2^{nd} Colloquium of Research Area KL
Date: July 12, 2013
Venue: Seminar room 1st floor, Arithmeum, Lennéstr. 2, Bonn
Programm:
15:45 | Coffee and Tee (Lounge 2nd floor, Arithmeum, Lennéstr. 2) |
16:15 | Heiko Röglin: Smoothed Analysis of the Successive Shortest Path Algorithm |
17:00 | Coffee break |
17:30 | Stephan Held: Shallow Light Steiner Arborescences |
After the Colloquium there will be the opportunity to have dinner together | |
Abstracts:
Heiko Röglin: Smoothed Analysis of the Successive Shortest Path Algorithm
The minimum-cost flow problem is a classic problem in combinatorial optimization with various applications. Several pseudo-polynomial, polynomial, and strongly polynomial algorithms have been developed in the past decades, and it seems that both the problem and the algorithms are well understood. However, some of the algorithms' running times observed in empirical studies contrast the running times obtained by worst-case analysis not only in the order of magnitude but also in the ranking when compared to each other. For example, the Successive Shortest Path (SSP) algorithm, which has an exponential worst-case running time, seems to outperform the strongly polynomial Minimum-Mean Cycle Canceling algorithm. To explain this discrepancy, we study the SSP algorithm in the framework of smoothed analysis and establish a bound of O(mn\phi‑(m + n log n)) for its smoothed running time. This shows that worst-case instances for the SSP algorithm are not robust and unlikely to be encountered in practice. (joint work with Tobias Brunsch, Kamiel Cornelissen, and Bodo Manthey)
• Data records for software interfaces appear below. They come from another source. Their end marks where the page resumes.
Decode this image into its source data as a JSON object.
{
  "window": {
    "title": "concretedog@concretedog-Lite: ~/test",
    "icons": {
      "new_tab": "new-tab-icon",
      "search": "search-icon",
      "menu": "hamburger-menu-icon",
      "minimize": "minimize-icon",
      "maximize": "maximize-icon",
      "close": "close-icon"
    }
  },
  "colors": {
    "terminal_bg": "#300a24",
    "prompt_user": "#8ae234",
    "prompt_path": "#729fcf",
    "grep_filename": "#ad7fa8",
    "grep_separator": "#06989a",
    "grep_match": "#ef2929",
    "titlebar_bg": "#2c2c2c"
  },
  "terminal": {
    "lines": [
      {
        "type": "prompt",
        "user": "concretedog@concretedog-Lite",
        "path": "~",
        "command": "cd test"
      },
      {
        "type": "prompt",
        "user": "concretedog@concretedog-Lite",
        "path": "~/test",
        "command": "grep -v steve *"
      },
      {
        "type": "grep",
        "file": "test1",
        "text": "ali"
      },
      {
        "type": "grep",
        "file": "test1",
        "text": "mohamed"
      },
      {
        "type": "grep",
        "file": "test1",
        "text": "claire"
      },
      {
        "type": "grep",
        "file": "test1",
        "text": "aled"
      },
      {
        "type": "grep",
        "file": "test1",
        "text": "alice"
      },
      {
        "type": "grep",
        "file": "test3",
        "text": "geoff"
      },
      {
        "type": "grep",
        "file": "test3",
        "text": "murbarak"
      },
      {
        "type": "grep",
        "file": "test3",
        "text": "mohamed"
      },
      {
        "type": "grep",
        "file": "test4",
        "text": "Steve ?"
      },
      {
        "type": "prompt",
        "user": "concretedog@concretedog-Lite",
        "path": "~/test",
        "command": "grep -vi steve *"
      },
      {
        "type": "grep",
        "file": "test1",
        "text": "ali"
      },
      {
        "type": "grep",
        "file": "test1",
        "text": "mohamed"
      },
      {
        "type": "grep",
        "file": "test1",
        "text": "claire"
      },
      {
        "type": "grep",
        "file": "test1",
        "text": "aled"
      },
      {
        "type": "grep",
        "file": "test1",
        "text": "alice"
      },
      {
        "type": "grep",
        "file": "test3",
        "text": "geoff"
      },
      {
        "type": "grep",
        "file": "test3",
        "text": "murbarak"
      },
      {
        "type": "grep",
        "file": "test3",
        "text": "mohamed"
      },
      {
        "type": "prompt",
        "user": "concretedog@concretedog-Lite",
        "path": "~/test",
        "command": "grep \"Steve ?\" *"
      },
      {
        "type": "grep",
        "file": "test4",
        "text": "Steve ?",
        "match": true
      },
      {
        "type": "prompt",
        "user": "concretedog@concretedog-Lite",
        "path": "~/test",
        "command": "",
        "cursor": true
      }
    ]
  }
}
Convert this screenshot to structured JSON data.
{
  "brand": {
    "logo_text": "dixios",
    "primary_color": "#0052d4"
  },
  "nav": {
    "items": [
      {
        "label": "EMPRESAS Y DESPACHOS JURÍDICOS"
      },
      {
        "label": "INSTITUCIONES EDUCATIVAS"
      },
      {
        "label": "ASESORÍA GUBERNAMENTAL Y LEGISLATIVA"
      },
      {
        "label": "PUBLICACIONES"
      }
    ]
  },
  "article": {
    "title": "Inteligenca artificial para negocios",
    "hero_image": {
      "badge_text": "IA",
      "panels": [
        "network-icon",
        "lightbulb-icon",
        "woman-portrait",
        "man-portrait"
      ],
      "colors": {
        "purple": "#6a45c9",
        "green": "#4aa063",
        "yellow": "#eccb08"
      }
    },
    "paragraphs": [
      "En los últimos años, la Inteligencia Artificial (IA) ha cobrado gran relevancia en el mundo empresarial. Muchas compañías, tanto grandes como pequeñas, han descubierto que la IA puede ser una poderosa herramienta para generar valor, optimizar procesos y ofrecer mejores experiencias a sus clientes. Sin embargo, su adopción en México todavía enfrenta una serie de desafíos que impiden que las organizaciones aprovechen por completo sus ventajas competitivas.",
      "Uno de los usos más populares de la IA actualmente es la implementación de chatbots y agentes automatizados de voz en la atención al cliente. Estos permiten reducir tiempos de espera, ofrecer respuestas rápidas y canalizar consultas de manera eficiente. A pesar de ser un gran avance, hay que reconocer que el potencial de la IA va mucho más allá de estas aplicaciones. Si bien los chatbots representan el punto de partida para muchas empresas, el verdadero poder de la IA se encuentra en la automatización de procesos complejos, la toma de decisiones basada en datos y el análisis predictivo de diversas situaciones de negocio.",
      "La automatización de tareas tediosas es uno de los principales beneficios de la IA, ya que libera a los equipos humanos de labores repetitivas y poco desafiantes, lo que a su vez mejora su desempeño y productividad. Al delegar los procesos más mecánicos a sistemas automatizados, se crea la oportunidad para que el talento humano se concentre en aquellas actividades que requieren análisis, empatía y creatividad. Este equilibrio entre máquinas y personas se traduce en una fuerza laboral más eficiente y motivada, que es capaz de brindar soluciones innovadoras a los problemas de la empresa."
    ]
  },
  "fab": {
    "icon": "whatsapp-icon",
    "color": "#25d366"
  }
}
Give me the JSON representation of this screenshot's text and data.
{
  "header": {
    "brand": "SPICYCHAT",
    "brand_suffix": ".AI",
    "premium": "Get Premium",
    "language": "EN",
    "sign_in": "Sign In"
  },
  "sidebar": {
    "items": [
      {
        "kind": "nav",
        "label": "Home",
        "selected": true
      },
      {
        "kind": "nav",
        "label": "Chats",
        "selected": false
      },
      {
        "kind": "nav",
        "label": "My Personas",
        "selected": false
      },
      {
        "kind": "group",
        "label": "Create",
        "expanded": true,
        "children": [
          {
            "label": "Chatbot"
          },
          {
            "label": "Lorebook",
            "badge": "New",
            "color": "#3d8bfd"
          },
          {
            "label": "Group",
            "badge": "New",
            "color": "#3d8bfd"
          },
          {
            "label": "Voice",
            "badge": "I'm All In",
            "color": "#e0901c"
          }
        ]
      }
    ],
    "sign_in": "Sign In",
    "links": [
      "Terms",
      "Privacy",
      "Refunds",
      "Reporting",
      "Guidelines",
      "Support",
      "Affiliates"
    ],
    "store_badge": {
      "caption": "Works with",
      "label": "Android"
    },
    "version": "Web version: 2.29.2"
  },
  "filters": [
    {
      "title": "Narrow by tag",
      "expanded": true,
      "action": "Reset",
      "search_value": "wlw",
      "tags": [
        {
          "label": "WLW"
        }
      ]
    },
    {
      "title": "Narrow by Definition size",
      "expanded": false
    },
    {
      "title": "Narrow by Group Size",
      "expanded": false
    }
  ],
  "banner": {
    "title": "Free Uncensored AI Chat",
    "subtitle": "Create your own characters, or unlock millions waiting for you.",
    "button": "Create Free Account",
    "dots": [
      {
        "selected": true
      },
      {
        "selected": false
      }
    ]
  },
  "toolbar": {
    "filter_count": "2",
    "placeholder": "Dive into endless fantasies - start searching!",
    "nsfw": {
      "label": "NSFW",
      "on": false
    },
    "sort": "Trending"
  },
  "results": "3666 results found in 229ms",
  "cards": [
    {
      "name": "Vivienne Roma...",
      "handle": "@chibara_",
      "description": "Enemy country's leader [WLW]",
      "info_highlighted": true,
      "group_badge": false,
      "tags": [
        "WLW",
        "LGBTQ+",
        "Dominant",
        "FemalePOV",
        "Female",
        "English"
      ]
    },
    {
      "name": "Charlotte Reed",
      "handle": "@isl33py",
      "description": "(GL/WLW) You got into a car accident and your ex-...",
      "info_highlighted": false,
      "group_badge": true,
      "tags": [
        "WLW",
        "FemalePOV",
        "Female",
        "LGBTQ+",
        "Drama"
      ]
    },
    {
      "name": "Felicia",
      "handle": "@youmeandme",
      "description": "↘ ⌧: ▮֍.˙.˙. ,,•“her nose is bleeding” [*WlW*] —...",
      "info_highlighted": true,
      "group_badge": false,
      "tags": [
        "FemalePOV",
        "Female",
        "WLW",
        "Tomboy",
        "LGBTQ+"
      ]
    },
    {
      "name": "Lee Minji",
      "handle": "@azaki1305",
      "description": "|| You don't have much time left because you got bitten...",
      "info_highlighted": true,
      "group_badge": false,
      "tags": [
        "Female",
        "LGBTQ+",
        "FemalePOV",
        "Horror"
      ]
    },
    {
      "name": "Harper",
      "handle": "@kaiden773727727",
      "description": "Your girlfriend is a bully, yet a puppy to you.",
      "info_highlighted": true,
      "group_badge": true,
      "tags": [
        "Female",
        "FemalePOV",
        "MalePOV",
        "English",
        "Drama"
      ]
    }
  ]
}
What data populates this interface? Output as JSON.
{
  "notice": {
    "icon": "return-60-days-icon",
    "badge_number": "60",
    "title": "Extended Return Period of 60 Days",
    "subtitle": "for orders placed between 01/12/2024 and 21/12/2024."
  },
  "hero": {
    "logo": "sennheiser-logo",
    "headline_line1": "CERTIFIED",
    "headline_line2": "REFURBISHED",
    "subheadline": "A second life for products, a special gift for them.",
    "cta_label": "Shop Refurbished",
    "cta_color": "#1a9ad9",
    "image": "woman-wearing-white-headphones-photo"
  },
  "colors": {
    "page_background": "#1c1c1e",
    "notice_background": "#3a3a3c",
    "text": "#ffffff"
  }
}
Stephan Held: Shallow Light Steiner Arborescences
We consider the problem of constructing a Steiner arborescence broadcasting a signal from a root r to a set T of sinks in a metric space. The arborescence must obey delay bounds for each r-t-path (t in T), where the path delay is imposed by its total edge length and its inner vertices. We want to minimize the total length. Computing such arborescences is a central step in VLSI design where the problem is known as the repeater tree problem. Here it is used to compute topologies for repeater trees as well as symmetric fan-in trees, e.g. to layout parity bit functions.
We prove that there is no constant factor approximation algorithm unless P=NP and develop a bicriteria approximation algorithm trading off signal speed (shallowness) and total length (lightness). The latter generalizes results of Khuller et al., and Elkin and Solomon who do not consider vertex delays. Finally, we demonstrate that the new algorithm improves existing algorithms on real world VLSI instances. This is joint work with Daniel Rotter.